> Input material
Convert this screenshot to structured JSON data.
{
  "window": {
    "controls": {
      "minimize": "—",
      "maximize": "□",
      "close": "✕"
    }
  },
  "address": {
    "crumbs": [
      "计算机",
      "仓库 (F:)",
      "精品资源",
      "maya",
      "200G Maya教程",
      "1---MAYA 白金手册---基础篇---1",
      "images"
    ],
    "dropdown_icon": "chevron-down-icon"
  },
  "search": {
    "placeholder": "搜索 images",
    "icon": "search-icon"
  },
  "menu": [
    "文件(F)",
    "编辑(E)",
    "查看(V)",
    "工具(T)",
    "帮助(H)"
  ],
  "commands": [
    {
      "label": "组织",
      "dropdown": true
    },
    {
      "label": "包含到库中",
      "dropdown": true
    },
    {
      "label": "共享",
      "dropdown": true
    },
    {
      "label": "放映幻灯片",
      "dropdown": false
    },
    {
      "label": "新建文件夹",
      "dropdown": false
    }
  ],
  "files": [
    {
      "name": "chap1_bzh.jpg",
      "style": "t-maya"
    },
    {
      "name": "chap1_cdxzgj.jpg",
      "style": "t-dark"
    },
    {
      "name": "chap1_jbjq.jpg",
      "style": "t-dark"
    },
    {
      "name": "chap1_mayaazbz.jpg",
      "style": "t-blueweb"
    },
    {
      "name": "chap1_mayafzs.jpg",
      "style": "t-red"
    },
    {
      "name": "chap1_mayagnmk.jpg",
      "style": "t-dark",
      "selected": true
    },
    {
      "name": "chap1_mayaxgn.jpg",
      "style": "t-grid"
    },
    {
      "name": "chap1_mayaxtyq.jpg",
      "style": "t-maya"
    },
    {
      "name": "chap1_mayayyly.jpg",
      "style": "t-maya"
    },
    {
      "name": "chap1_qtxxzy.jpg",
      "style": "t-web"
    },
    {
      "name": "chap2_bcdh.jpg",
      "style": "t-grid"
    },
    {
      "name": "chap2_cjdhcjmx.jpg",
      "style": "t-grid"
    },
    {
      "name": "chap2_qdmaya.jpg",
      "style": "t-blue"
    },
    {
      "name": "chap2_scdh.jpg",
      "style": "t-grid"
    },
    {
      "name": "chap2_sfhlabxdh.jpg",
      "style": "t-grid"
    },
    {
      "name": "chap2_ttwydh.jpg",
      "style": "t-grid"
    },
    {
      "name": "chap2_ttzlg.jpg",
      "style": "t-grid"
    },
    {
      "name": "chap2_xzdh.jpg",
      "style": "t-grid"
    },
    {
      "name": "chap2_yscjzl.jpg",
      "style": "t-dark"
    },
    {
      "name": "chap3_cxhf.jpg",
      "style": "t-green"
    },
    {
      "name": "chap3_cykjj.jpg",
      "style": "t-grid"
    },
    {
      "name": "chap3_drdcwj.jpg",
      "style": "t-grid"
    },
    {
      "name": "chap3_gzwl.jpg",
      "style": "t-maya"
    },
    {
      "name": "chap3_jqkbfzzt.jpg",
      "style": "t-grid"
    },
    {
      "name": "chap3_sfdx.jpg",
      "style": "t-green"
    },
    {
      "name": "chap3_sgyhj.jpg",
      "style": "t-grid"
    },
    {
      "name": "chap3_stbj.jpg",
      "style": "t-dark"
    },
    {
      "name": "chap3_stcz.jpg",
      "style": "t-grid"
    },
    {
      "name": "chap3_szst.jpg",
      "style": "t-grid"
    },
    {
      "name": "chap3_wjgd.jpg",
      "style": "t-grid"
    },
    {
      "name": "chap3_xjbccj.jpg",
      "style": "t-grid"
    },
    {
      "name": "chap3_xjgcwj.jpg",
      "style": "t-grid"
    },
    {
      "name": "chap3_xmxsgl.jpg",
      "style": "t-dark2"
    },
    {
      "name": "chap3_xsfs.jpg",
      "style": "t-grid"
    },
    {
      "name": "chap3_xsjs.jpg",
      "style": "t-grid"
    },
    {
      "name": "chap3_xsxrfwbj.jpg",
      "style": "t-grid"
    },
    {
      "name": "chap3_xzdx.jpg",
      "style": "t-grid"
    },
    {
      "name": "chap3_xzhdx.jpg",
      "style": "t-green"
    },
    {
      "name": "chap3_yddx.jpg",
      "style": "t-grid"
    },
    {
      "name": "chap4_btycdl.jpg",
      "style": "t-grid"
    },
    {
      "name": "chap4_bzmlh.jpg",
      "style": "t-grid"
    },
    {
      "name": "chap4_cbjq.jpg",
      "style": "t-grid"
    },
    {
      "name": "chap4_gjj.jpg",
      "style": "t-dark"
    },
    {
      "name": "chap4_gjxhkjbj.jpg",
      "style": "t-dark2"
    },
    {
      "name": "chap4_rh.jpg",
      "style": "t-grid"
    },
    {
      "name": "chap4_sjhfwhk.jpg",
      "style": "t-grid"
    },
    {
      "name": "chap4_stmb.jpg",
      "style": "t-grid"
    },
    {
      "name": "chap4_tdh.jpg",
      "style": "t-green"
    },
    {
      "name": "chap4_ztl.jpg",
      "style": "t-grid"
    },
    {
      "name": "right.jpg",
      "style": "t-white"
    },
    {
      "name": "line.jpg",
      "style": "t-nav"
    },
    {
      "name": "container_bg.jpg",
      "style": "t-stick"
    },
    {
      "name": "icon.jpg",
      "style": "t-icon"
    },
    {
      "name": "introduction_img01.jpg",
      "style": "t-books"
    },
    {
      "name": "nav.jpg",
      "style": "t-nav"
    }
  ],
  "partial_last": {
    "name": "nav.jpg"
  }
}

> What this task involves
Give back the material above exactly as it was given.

> Problem solution
Convert this screenshot to structured JSON data.
{
  "window": {
    "controls": {
      "minimize": "—",
      "maximize": "□",
      "close": "✕"
    }
  },
  "address": {
    "crumbs": [
      "计算机",
      "仓库 (F:)",
      "精品资源",
      "maya",
      "200G Maya教程",
      "1---MAYA 白金手册---基础篇---1",
      "images"
    ],
    "dropdown_icon": "chevron-down-icon"
  },
  "search": {
    "placeholder": "搜索 images",
    "icon": "search-icon"
  },
  "menu": [
    "文件(F)",
    "编辑(E)",
    "查看(V)",
    "工具(T)",
    "帮助(H)"
  ],
  "commands": [
    {
      "label": "组织",
      "dropdown": true
    },
    {
      "label": "包含到库中",
      "dropdown": true
    },
    {
      "label": "共享",
      "dropdown": true
    },
    {
      "label": "放映幻灯片",
      "dropdown": false
    },
    {
      "label": "新建文件夹",
      "dropdown": false
    }
  ],
  "files": [
    {
      "name": "chap1_bzh.jpg",
      "style": "t-maya"
    },
    {
      "name": "chap1_cdxzgj.jpg",
      "style": "t-dark"
    },
    {
      "name": "chap1_jbjq.jpg",
      "style": "t-dark"
    },
    {
      "name": "chap1_mayaazbz.jpg",
      "style": "t-blueweb"
    },
    {
      "name": "chap1_mayafzs.jpg",
      "style": "t-red"
    },
    {
      "name": "chap1_mayagnmk.jpg",
      "style": "t-dark",
      "selected": true
    },
    {
      "name": "chap1_mayaxgn.jpg",
      "style": "t-grid"
    },
    {
      "name": "chap1_mayaxtyq.jpg",
      "style": "t-maya"
    },
    {
      "name": "chap1_mayayyly.jpg",
      "style": "t-maya"
    },
    {
      "name": "chap1_qtxxzy.jpg",
      "style": "t-web"
    },
    {
      "name": "chap2_bcdh.jpg",
      "style": "t-grid"
    },
    {
      "name": "chap2_cjdhcjmx.jpg",
      "style": "t-grid"
    },
    {
      "name": "chap2_qdmaya.jpg",
      "style": "t-blue"
    },
    {
      "name": "chap2_scdh.jpg",
      "style": "t-grid"
    },
    {
      "name": "chap2_sfhlabxdh.jpg",
      "style": "t-grid"
    },
    {
      "name": "chap2_ttwydh.jpg",
      "style": "t-grid"
    },
    {
      "name": "chap2_ttzlg.jpg",
      "style": "t-grid"
    },
    {
      "name": "chap2_xzdh.jpg",
      "style": "t-grid"
    },
    {
      "name": "chap2_yscjzl.jpg",
      "style": "t-dark"
    },
    {
      "name": "chap3_cxhf.jpg",
      "style": "t-green"
    },
    {
      "name": "chap3_cykjj.jpg",
      "style": "t-grid"
    },
    {
      "name": "chap3_drdcwj.jpg",
      "style": "t-grid"
    },
    {
      "name": "chap3_gzwl.jpg",
      "style": "t-maya"
    },
    {
      "name": "chap3_jqkbfzzt.jpg",
      "style": "t-grid"
    },
    {
      "name": "chap3_sfdx.jpg",
      "style": "t-green"
    },
    {
      "name": "chap3_sgyhj.jpg",
      "style": "t-grid"
    },
    {
      "name": "chap3_stbj.jpg",
      "style": "t-dark"
    },
    {
      "name": "chap3_stcz.jpg",
      "style": "t-grid"
    },
    {
      "name": "chap3_szst.jpg",
      "style": "t-grid"
    },
    {
      "name": "chap3_wjgd.jpg",
      "style": "t-grid"
    },
    {
      "name": "chap3_xjbccj.jpg",
      "style": "t-grid"
    },
    {
      "name": "chap3_xjgcwj.jpg",
      "style": "t-grid"
    },
    {
      "name": "chap3_xmxsgl.jpg",
      "style": "t-dark2"
    },
    {
      "name": "chap3_xsfs.jpg",
      "style": "t-grid"
    },
    {
      "name": "chap3_xsjs.jpg",
      "style": "t-grid"
    },
    {
      "name": "chap3_xsxrfwbj.jpg",
      "style": "t-grid"
    },
    {
      "name": "chap3_xzdx.jpg",
      "style": "t-grid"
    },
    {
      "name": "chap3_xzhdx.jpg",
      "style": "t-green"
    },
    {
      "name": "chap3_yddx.jpg",
      "style": "t-grid"
    },
    {
      "name": "chap4_btycdl.jpg",
      "style": "t-grid"
    },
    {
      "name": "chap4_bzmlh.jpg",
      "style": "t-grid"
    },
    {
      "name": "chap4_cbjq.jpg",
      "style": "t-grid"
    },
    {
      "name": "chap4_gjj.jpg",
      "style": "t-dark"
    },
    {
      "name": "chap4_gjxhkjbj.jpg",
      "style": "t-dark2"
    },
    {
      "name": "chap4_rh.jpg",
      "style": "t-grid"
    },
    {
      "name": "chap4_sjhfwhk.jpg",
      "style": "t-grid"
    },
    {
      "name": "chap4_stmb.jpg",
      "style": "t-grid"
    },
    {
      "name": "chap4_tdh.jpg",
      "style": "t-green"
    },
    {
      "name": "chap4_ztl.jpg",
      "style": "t-grid"
    },
    {
      "name": "right.jpg",
      "style": "t-white"
    },
    {
      "name": "line.jpg",
      "style": "t-nav"
    },
    {
      "name": "container_bg.jpg",
      "style": "t-stick"
    },
    {
      "name": "icon.jpg",
      "style": "t-icon"
    },
    {
      "name": "introduction_img01.jpg",
      "style": "t-books"
    },
    {
      "name": "nav.jpg",
      "style": "t-nav"
    }
  ],
  "partial_last": {
    "name": "nav.jpg"
  }
}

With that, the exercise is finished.